It’s not an uncommon problem this time of year. Cabin fever. It’s been snowing most days this winter, and when it isn’t the sky is still gray. The snow is heaped up against the house in huge drifts and even on snow shoes a walker is likely to be knee-deep in the stuff. On Monday of this week, it blew across the fields and woods, cross-hatching the world outside, and my cabin fever grew to fever pitch. Nearly everyone has it at this time of year—seasonal affect disorder or SAD, claustrophobia. It’s also called “climbing the walls.”
Moreover, it’s going to get worse. It’s only the first of March, and even though I haven’t lived here for seven years, I remember—oh, how I remember!
Of course, on Monday I did what any of my contemporaries would do under the circumstances: I looked on-line, and discovered that Seasonal Affective Disorder for Dummies can be bought for $6.89 at Amazon. I also found out that claustrophobia isn’t an accurate description since it describes a more serious mental condition: “a fear of being closed in, not having an escape route, being trapped.” No, I could get out. I just couldn’t get very far.
Claustrophobia more appropriately referred to something else I was feeling, something that didn’t have so much to do with the weather as the world. I was feeling claustrophobic about the world and its events, and wishing, almost, that it could be a little more like a snowfield, empty of everything but evergreens in a vast white space. Wishing that I wasn’t bound in on all sides by world events. The world has been way too much with me. I know I’m not the only one who’s been feeling that way.
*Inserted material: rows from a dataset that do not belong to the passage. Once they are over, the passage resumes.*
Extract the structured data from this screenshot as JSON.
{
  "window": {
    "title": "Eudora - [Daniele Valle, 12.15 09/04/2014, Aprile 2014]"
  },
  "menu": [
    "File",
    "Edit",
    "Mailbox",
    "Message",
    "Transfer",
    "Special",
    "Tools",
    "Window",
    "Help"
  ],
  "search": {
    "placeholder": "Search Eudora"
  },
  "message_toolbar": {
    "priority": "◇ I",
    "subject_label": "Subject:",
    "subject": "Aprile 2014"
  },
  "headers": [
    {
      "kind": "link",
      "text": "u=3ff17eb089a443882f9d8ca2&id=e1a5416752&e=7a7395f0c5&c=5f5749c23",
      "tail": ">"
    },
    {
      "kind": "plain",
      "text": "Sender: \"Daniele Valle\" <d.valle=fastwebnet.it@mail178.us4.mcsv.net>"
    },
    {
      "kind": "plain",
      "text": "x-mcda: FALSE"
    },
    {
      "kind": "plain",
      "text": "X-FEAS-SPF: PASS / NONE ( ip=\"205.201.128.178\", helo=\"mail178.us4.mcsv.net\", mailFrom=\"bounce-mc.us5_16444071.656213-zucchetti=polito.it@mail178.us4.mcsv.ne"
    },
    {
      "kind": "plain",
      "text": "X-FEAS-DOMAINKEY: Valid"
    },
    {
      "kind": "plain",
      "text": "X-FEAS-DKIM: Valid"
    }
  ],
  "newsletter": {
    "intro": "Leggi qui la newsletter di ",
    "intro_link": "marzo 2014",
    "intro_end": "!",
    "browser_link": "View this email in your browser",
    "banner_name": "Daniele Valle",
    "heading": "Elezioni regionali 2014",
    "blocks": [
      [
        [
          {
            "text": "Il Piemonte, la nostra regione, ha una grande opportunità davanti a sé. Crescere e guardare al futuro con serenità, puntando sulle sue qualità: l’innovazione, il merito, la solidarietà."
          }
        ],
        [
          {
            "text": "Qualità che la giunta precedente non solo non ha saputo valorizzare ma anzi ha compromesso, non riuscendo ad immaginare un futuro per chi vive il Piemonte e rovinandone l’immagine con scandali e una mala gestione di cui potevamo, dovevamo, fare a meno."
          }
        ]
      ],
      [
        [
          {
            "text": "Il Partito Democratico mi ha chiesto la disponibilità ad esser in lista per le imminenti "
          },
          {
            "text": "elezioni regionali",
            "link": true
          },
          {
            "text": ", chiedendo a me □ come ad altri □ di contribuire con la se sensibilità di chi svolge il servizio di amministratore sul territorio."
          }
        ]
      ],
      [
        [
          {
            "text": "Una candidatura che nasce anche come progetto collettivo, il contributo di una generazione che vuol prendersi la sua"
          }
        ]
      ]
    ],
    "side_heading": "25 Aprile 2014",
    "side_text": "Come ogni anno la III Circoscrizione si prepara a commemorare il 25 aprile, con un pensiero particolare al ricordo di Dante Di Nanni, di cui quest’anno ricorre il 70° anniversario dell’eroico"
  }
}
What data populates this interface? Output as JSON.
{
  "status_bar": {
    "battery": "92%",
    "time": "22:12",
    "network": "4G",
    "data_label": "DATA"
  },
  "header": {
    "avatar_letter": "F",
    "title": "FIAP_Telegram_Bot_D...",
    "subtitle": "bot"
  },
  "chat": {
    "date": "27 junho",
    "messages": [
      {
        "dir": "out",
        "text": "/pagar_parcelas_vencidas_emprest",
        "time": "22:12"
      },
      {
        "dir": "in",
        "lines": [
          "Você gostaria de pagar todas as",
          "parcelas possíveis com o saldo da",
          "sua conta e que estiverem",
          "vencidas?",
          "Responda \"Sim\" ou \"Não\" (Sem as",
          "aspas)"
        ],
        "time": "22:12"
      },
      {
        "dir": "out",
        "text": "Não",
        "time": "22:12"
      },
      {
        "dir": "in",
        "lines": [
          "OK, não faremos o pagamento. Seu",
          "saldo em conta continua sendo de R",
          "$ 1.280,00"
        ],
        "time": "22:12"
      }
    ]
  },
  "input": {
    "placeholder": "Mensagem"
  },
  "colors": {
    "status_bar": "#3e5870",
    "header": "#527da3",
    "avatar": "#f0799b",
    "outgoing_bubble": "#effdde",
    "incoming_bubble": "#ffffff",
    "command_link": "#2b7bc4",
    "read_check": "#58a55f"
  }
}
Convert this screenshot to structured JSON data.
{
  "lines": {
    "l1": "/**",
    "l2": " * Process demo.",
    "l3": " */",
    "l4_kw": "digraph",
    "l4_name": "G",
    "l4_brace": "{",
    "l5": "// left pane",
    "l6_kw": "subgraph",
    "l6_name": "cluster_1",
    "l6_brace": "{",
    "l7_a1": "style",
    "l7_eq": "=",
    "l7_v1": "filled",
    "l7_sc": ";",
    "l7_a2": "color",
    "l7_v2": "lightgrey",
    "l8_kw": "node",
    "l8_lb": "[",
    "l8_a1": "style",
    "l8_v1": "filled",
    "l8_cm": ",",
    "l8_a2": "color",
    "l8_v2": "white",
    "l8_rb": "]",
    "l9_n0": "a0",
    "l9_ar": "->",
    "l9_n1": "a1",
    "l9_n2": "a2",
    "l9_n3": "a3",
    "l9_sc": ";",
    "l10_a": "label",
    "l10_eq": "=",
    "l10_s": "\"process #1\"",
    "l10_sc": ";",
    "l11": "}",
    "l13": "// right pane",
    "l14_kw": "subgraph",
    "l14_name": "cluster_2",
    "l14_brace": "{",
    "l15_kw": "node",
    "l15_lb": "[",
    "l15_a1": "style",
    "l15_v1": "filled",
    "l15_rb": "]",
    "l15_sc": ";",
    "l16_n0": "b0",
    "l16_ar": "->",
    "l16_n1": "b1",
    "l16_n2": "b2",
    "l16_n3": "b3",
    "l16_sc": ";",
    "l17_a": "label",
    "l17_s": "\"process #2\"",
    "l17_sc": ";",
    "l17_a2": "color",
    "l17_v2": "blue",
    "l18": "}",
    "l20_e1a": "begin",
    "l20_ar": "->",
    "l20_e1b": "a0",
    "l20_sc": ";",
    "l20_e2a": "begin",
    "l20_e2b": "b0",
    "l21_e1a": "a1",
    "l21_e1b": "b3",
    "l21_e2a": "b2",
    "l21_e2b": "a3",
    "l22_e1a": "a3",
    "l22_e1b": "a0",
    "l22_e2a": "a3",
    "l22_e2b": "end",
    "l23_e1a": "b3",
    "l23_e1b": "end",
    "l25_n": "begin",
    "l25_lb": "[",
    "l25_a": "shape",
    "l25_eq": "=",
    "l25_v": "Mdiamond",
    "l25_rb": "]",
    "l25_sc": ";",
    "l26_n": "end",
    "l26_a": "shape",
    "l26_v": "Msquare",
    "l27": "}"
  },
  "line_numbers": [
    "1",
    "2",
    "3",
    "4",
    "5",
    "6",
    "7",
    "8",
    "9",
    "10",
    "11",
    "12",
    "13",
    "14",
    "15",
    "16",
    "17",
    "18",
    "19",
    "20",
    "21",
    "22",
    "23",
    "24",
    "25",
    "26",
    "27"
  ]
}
I’m not complaining about any specific kind of news event, although I could do with much less Charlie Sheen. I’m not even asking for less news. I found myself in a rant today about how little we know about most of the countries in the world, and how, chancing to catch BBC News, I’d discovered things of importance going on in India that were utterly new to me. I really don’t want less news, just better news. I want it to help me to cope with the world at the same time as it tells me about it. I don’t want to live in an old-fashioned world whose details are all local. I want to know about Lybia and Kosovo.
Of course, it’s not just current events, it’s the whole array of information on the internet. It’s the magazines and the e-zines, television and talk shows. It’s a world that’s altogether too present. It’s probably harder for people like me who are older to deal with all that information in its vast confusion than it is for young people who have grown up absorbing facts at lightning speed (and sometimes discarding them the same rate). The world is a perpetual blizzard of facts and questions, and all of us have to learn to deal with it.
A friend said to me tonight that someone suggested to her that she listen less to the news about Lybia and Wisconsin so that she’d worry less—so she’d have greater leisure to enjoy life, she guessed. But she couldn’t do it. I couldn’t either. It’s our world and we can’t ignore it. We can only take a deep breath and deal with it as it comes.